Tesla is getting closer to having its own chip for handling autonomous driving tasks in its cars.
The carmaker has received back samples of the first implementation of its processor and is now running tests on it, said a source familiar with the matter.
The effort to build its own chip is in line with Tesla's push to be vertically integrated and decrease reliance on other companies.
But Tesla isn't completely going it alone in chip development, according to the source, and will build on top of AMD intellectual property.
AMD shares spiked after CNBC reported that the company is working with Tesla. Shares of the stock ended the day nearly 5 percent higher and continued to climb after hours.
On Wednesday Sanjay Jha, CEO of AMD spin-off and chip fabricator GlobalFoundries, said at the company's technology conference in Santa Clara, California, mentioned Tesla as an example of companies that were working with fabricators. GlobalFoundries, which fabricates chips, has a wafer supply agreement in place with AMD through 2020.
In a statement, GlobalFoundries said Jha's remarks were misreported, and denied that the company was working directly with Tesla. AMD and Tesla declined to comment.

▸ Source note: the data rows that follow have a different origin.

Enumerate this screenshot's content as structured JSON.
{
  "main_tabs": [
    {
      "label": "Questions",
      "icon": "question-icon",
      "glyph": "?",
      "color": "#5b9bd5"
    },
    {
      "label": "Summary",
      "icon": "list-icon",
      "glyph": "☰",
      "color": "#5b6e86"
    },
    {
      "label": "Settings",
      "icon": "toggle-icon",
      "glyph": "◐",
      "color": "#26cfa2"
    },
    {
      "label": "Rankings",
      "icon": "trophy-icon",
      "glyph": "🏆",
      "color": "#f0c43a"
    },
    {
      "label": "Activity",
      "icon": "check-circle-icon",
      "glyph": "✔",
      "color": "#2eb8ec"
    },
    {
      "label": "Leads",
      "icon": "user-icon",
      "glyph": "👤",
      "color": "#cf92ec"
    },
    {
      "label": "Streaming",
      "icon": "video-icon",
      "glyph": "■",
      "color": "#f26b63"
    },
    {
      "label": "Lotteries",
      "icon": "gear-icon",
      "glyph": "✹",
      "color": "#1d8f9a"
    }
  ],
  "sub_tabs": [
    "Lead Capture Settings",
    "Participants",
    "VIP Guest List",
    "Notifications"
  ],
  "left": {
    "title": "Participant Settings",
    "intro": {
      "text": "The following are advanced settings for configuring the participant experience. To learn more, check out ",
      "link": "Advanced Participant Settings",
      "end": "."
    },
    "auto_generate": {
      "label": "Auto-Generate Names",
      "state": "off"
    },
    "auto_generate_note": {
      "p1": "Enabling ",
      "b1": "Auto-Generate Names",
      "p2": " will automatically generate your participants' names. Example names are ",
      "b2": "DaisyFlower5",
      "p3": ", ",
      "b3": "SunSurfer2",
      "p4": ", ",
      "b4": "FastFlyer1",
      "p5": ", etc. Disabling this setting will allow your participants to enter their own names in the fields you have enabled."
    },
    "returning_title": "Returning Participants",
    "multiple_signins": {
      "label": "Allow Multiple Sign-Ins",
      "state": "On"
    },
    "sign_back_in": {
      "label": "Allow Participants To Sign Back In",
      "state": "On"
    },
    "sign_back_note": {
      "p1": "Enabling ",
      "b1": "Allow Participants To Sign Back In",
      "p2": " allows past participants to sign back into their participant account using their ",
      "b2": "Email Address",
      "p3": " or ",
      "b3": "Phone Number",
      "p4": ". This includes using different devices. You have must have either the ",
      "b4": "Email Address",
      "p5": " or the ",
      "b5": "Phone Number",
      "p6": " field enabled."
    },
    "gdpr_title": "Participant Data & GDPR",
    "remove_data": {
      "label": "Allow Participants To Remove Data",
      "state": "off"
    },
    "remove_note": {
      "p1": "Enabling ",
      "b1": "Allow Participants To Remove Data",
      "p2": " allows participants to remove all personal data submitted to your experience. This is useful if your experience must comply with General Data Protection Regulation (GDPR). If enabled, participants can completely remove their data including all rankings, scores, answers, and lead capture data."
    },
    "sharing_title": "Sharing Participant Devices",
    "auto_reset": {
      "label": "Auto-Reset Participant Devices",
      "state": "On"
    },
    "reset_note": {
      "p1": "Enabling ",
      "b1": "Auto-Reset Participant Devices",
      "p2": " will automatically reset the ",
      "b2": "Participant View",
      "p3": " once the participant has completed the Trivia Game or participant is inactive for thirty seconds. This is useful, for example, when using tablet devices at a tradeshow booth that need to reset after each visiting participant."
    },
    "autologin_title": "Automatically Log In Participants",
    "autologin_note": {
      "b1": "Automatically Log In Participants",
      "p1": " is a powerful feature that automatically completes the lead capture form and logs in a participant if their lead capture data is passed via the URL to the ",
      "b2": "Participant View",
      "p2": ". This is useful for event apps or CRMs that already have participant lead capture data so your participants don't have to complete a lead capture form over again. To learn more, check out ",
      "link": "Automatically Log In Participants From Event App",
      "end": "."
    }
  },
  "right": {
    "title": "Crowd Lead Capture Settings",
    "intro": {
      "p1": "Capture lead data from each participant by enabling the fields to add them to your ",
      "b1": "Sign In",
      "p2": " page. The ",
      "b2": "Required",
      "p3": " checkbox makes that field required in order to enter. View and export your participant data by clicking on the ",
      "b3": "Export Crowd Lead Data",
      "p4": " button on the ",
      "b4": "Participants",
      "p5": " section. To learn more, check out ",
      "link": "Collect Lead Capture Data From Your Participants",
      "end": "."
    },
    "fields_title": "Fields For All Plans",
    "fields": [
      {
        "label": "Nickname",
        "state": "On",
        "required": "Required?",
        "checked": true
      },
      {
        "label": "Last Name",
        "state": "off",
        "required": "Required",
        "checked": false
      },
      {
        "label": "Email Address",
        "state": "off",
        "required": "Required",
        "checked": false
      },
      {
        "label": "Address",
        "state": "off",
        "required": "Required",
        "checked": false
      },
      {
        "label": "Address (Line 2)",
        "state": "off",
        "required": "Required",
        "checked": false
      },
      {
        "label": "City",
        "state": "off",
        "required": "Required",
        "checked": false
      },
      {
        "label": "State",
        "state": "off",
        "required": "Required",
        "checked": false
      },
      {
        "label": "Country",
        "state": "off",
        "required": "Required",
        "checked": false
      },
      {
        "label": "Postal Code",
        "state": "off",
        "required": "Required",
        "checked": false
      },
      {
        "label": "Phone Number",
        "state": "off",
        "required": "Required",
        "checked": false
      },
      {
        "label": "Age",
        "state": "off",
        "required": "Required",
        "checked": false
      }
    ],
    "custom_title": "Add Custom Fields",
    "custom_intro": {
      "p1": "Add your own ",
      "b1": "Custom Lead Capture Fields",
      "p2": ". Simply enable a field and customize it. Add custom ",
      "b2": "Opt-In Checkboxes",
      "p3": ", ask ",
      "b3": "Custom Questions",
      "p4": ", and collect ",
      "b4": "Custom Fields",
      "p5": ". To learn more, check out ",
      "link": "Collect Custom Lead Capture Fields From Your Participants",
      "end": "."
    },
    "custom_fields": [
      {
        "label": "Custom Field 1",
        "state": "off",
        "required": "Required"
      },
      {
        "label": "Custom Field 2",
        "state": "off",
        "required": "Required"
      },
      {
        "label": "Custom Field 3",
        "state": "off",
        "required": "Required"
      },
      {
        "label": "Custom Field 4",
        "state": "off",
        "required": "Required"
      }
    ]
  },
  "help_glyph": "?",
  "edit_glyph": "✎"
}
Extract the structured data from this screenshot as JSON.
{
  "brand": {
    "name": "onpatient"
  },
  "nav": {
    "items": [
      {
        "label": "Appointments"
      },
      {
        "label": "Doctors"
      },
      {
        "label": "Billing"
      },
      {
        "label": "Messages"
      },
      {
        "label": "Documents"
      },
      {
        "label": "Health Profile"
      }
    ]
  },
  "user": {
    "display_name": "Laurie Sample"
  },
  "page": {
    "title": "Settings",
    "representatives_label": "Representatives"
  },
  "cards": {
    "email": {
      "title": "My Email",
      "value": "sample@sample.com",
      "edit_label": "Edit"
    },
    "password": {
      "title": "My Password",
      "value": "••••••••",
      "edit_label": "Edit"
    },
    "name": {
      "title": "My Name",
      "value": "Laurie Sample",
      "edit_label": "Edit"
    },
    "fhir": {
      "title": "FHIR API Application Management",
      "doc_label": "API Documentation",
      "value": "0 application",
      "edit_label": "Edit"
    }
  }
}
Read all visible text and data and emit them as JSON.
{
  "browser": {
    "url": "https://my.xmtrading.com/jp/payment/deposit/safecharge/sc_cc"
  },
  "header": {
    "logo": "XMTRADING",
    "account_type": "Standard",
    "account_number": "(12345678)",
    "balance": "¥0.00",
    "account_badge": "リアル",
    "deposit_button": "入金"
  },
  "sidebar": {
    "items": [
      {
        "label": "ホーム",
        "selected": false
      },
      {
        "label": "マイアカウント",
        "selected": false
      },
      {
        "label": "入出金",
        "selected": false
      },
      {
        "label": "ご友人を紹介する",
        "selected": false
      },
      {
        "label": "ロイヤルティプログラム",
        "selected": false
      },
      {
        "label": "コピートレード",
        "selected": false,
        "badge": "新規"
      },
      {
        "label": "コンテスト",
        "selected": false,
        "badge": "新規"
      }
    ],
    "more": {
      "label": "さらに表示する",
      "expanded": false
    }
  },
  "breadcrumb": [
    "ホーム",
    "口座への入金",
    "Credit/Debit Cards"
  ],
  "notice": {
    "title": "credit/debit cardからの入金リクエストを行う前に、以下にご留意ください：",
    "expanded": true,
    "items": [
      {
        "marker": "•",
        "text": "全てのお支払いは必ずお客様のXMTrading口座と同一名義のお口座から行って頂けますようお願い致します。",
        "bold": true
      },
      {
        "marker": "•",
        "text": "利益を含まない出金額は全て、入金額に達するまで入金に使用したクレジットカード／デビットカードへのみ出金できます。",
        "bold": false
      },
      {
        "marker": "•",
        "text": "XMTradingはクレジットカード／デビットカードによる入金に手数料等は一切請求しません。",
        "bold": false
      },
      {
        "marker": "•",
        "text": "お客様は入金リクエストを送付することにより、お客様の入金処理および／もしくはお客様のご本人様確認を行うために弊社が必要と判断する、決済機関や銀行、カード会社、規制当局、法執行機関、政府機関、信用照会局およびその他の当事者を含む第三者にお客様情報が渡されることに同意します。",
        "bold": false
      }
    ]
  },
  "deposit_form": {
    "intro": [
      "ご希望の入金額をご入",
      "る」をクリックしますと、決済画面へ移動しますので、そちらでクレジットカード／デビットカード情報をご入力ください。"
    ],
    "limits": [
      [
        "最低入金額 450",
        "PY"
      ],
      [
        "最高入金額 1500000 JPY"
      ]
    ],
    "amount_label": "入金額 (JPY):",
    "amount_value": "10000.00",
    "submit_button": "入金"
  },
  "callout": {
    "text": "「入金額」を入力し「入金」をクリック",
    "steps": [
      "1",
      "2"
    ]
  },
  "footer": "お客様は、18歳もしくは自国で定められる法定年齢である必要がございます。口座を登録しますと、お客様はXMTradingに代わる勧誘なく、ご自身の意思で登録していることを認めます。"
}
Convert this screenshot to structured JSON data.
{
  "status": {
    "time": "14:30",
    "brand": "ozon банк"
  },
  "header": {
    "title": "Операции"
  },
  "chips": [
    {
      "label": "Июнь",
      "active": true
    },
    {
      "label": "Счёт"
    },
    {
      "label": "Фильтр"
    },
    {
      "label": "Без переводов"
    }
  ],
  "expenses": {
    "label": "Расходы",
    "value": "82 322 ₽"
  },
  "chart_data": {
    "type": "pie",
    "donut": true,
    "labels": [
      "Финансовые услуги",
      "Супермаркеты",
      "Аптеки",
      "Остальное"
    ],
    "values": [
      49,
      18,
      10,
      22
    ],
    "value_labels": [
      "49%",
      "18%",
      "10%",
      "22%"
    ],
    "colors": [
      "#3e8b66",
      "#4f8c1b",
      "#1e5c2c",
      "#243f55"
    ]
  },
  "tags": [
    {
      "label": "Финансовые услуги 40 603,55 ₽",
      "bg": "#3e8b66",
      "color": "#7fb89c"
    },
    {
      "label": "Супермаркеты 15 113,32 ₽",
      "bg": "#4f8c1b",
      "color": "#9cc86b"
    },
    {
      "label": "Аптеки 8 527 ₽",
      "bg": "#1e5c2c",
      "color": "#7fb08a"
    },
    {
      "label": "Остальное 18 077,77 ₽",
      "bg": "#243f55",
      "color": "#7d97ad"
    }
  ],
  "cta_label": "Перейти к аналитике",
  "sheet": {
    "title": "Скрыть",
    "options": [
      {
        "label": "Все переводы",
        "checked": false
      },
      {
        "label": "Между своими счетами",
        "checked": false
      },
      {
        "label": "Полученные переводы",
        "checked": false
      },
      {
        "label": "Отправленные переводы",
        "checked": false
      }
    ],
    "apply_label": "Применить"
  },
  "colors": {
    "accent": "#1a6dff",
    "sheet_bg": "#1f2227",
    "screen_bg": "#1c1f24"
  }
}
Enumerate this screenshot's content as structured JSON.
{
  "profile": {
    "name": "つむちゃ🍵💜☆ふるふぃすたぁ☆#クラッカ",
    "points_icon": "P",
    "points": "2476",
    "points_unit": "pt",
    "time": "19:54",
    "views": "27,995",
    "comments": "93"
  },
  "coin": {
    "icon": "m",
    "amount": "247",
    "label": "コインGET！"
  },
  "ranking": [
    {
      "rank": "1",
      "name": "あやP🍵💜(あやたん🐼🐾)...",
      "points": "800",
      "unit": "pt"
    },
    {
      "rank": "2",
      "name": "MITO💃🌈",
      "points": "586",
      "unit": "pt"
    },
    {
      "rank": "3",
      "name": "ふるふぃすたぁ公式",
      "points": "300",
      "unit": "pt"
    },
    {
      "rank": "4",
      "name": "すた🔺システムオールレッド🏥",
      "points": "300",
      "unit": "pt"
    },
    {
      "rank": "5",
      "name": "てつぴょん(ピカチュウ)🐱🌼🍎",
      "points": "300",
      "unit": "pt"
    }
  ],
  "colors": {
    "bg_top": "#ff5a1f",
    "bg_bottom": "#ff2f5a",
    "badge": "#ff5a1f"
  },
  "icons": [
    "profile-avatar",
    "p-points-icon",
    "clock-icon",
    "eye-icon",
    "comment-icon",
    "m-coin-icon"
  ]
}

A more power-efficient purpose-built chip could help Tesla get closer to delivering totally autonomous driving. Tesla CEO Elon Musk promised this year that capability will be available to consumers in 2019.
Tesla's silicon project is bounding ahead under the leadership of longtime chip architect Jim Keller, the head of Autopilot hardware and software since the departure of Apple veteran Chris Lattner in June. Keller, 57, joined Tesla in early 2016 following two stints at AMD and one at Apple. Keller arrived at Apple in 2008 through its acquisition of Palo Alto Semiconductor and was the designer of Apple's A4 and A5 iPhone chips, among other things.
More than 50 people are working on the initiative under Keller, the source said. Tesla has brought on several AMD veterans after hiring Keller, including director Ganesh Venkataramanan, principal hardware engineer Bill McGee and system circuit design lead Dan Bailey.
Current Tesla vehicles use Nvidia graphics processing units as part of the Autopilot self-driving hardware. Previously Tesla used chips from Mobileye, but the two companies parted ways last year after an accident involving a Mobileye-powered Tesla. Earlier this year Intel acquired Mobileye for more than $15 billion.
As a rule, GPUs from the likes of Nvidia, which are widely used today for various types of AI workloads, are capable of doing many things but aren't designed with just a few narrow computing jobs in mind, hence the custom chip development. Plus, Tesla would be less impacted by pricing dictated by Nvidia if it switches to in-house hardware.
Alphabet has already built two generations of an AI chip that can work as a GPU alternative. Microsoft is working on its own AI chip for the HoloLens. And Apple has incorporated an AI chip into its top-of-the-line iPhone X.
Correction: GlobalFoundries CEO Sanjay Jha mentioned Tesla as an example of a company working with chip fabricators, but did not specifically say that it was a GlobalFoundries customer.